AFAIK (the article also mentions that), the concept of duelling is still very present (and often a requirement) in German, Austrian and Swiss fraternities, but they now wear protection : https://sensor-magazin.de/app/uploads/2015/09/CorpsHassia_St...
It's true that some fraternities (more specifically, groups with common fencing rules called a Waffenring) have also moved to a "Hochcomment", i.e. a set of rules where hitting the cheek is banned entirely.
Catholic ones now prohibit self harm through Mensur.
Some now protect the face completely while fencing, and others dont make it obligatory for the scar to be apparent anymore.
And contrary to the Wikipedia article, I would say its an upper middle class thing rather than an upper class thung, even if some Burschenschaften have very high connections.
However, what sounds pleasing from the point of view of the student fraternities is different on the bottom line. "Despite the new admissions we have a minus of about 200 members per year", says CV managing director Weiskorn. This is due to the fact that the vast majority of members are older academics, some of whom die every year. This development is in line with the long-term trend that can be observed overall among the student fraternities: "According to information from the cross-corporate mergers CDA and CDK, the number of fraternity members declined significantly between 1997 and 2009," says political scientist Kurth. "This downward spiral is accompanied by a massive loss of importance." Less than one percent of all students are now organized in corporations.

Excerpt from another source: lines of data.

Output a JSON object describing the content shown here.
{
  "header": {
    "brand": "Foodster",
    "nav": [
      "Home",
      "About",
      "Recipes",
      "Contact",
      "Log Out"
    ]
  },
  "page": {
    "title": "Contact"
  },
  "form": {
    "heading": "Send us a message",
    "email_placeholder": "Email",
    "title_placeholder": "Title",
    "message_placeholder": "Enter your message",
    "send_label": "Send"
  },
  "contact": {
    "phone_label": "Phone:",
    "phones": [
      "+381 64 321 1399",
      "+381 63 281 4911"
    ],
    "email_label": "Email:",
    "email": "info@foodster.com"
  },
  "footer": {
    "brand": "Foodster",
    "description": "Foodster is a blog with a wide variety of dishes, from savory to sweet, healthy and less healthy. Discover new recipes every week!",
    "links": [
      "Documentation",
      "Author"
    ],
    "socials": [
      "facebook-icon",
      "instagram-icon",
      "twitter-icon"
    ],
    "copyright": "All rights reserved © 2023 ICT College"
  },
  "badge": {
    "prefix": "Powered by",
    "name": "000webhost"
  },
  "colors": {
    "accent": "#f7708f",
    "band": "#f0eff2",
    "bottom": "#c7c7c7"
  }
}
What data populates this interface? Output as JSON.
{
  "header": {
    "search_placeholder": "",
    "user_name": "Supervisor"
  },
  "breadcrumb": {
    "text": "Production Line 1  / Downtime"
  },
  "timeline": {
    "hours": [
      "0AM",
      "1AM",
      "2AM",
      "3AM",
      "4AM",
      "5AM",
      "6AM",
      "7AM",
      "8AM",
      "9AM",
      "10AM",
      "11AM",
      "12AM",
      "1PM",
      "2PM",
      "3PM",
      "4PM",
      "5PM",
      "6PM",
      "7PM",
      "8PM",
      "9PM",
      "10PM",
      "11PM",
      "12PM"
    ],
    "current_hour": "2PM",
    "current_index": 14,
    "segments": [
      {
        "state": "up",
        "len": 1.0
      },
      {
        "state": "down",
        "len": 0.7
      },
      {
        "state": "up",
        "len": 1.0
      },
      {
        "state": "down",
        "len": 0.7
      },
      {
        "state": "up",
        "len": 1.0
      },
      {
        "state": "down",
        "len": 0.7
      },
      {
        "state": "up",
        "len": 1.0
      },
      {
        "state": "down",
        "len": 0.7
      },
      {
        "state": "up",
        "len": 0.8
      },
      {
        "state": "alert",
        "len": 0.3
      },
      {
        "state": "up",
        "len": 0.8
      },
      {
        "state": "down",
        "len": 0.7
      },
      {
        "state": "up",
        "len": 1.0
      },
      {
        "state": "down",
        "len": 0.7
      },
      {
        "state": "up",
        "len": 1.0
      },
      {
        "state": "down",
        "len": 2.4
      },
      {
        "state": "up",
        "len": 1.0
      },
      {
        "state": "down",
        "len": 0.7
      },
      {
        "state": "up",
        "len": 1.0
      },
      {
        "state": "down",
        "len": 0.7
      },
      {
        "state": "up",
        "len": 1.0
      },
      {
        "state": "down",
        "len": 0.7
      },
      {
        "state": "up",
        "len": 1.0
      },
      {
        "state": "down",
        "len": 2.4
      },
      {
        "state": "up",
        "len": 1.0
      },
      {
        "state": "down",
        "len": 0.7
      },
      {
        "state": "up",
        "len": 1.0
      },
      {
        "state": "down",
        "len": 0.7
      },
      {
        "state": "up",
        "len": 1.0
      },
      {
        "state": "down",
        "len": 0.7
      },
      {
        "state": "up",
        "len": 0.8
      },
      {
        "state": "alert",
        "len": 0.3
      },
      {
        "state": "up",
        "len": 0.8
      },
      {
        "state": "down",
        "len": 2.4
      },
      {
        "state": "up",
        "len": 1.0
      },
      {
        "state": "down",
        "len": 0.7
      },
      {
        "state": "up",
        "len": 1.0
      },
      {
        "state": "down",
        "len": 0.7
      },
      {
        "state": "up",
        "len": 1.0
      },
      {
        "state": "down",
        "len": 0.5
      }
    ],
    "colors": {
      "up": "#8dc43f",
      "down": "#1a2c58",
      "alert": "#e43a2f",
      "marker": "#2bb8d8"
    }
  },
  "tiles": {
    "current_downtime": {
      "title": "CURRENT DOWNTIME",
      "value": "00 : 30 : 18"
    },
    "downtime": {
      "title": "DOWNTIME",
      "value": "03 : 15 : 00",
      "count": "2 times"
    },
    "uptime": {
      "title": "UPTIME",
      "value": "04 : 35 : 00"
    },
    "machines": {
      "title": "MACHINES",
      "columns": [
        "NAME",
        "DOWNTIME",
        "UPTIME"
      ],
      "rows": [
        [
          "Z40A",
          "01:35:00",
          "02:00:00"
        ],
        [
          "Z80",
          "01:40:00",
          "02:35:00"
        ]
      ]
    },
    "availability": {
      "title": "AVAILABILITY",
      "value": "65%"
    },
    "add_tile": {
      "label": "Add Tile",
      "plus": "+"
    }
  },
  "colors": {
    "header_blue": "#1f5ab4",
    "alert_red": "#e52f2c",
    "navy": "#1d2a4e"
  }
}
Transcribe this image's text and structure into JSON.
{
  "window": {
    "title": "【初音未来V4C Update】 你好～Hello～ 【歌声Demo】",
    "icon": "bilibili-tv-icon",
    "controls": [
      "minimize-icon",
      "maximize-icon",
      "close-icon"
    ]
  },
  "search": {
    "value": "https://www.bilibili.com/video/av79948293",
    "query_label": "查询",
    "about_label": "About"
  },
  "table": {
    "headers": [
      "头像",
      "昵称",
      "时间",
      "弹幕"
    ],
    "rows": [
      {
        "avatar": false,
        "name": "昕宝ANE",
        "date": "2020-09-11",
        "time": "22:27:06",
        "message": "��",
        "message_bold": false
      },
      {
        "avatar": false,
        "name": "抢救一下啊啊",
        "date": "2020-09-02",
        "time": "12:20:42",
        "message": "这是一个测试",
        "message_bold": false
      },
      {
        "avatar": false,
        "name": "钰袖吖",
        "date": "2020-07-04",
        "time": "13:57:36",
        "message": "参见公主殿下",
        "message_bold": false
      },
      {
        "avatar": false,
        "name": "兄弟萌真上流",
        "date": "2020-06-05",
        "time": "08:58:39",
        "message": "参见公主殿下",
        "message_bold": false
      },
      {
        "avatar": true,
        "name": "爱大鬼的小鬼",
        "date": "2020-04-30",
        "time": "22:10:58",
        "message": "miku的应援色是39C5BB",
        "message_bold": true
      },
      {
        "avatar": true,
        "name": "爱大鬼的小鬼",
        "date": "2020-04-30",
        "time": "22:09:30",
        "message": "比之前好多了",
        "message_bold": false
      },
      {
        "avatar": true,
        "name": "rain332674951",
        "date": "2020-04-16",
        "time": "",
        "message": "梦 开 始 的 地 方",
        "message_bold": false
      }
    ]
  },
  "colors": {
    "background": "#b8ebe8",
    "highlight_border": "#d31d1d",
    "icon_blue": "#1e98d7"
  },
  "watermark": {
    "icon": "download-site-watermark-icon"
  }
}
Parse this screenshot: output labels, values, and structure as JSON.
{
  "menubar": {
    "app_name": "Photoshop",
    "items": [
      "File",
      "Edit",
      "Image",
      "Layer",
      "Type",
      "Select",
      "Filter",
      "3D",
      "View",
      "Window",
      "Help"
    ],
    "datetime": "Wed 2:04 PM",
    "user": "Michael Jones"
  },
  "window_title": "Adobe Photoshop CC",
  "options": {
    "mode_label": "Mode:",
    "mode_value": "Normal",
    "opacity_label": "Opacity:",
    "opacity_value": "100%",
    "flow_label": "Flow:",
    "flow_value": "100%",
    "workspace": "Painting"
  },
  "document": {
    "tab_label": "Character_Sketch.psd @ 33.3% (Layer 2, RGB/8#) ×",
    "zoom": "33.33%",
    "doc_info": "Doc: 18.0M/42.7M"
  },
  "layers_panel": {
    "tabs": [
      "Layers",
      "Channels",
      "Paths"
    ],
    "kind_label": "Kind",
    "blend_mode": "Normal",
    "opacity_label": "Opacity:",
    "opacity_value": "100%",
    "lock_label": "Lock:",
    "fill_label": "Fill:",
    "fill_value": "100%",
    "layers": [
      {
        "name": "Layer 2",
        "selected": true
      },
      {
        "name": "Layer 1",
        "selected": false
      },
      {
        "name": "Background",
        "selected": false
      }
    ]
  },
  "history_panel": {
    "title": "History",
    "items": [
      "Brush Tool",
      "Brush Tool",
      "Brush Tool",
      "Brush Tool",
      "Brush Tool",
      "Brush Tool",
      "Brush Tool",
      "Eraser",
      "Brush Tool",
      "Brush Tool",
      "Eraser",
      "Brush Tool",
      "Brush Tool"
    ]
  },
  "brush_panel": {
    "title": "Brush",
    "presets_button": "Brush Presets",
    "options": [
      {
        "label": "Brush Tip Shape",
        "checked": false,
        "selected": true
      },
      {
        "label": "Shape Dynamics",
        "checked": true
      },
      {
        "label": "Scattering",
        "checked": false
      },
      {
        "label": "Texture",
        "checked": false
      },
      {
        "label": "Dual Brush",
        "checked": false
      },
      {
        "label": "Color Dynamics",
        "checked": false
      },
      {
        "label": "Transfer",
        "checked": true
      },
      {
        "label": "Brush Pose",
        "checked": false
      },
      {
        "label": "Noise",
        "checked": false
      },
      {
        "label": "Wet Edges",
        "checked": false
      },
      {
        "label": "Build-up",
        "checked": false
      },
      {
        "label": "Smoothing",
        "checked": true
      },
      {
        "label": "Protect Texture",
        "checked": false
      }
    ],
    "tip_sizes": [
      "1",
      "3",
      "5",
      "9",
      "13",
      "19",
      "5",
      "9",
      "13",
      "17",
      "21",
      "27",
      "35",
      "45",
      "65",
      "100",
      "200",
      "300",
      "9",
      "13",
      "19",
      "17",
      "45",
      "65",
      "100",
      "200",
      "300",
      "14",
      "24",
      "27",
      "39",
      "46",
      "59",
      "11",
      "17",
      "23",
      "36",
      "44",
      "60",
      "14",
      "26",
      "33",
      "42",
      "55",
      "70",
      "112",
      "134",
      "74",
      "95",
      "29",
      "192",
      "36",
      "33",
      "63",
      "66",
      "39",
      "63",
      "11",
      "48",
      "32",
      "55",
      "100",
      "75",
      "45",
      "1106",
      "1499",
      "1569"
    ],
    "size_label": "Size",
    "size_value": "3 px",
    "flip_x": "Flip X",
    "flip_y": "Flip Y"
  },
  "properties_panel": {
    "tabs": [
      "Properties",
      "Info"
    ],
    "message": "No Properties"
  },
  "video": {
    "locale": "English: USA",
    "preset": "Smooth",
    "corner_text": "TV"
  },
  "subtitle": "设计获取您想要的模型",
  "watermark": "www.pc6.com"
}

It's worth mentioning that most fraternities don't duel. Dueling fraternities are the reactionary minority of a conservative minority.
As someone that knows quite a few people from dueling fraternities (recent graduates), I don't think that's a fair generalization (even though that's the common trope). There has been a lot of organizational changes in the last two decades around one of the biggest associations for dueling fraternities (DB), where a lot of fraternities that didn't align with their reactionary views left and founded associations of their own. As a result of that, DB is now half of its initial size. And there are probably also a few that didn't leave where the younger generation has more progressive views, but they weren't able to convince the old inactive members (which are the bulk) to leave.
So yeah, they are generally of a conservative political mindset, but I would say that the strong political tendencies portrayed in media and hearsay only apply to maybe ~1/3 or less of dueling fraternities.
I personally don't share the values of fraternities, and would never join one, but I've also come to see that they can be a good station for young adolescents leaving their parents homes for the first time, if done right, and would also love to see them open up to more diverse groups of people.
In the last years, community structures for teenagers/adolescents (e.g. sport clubs, scouts) are becoming less and less popular, and I'd hate for that trend to continue, as I personally wouldn't be the same without them, had they not existed. I'd rather see them reform than be shunned out of existence.
Unfortunately growing quite fashionable in the greater society.
The not cool part was that the organization was arch-conservative and xenophobic. Fun parties though.
A friend spooked me while I was at work on the motherboard, I quickly recoiled, but my hand caught the razor sharp edge of a stamped steel case.
The scar is still there, and fairly large. I've always called it my geek dueling scar.
I guess the ATX case was the winner?
It's not huge, about 1 cm in length and 2mm at its widest point, but it's pretty much the only scar on my arms.
(that link goes to the question. here's a direct link to the first-person account: https://travel.stackexchange.com/a/69363)
Now I'm on a train of thought that wonders what the customary analogous marker of status for women would be. That is, they all seem to be external (jewelry, ballgowns, high-status relatives) and not marked on the body.
Yes, in our times people use tattoos, piercings, etc. Doesn't seem that different.
I thought the Kayan practice of wearing lots of brass coils around the neck also was a status symbol, but Wikipedia doesn’t mention it (https://en.wikipedia.org/wiki/Kayan_people_(Myanmar) )
Not having a tan (shows you don’t have to work in the fields) also was a status symbol at some time. Then, it became having a tan in early spring (shows you’re well enough of to go on a skiing holiday) or winter (shows you also can go on holiday in autumn).
Nowadays, having a tan year round again can again show lack of status (uses a tanning bed because of lack of funds to go on holiday)
I guess obvious (but not too obvious) use of aesthetic surgery or Botox served as a status symbol at some time, too, but here, too, that signal is confusing nowadays.
isn't that a common effect, e.g. https://www.npr.org/sections/thesalt/2015/03/26/394339284/ho...
> customary analogous marker of status for women would be.
Perhaps speaking numerous languages, playing the Piano, dancing/ballet etc.?
Looks like those feelings did not entirely came from nowhere
The modern day engineering equivalent to this is HackerRank.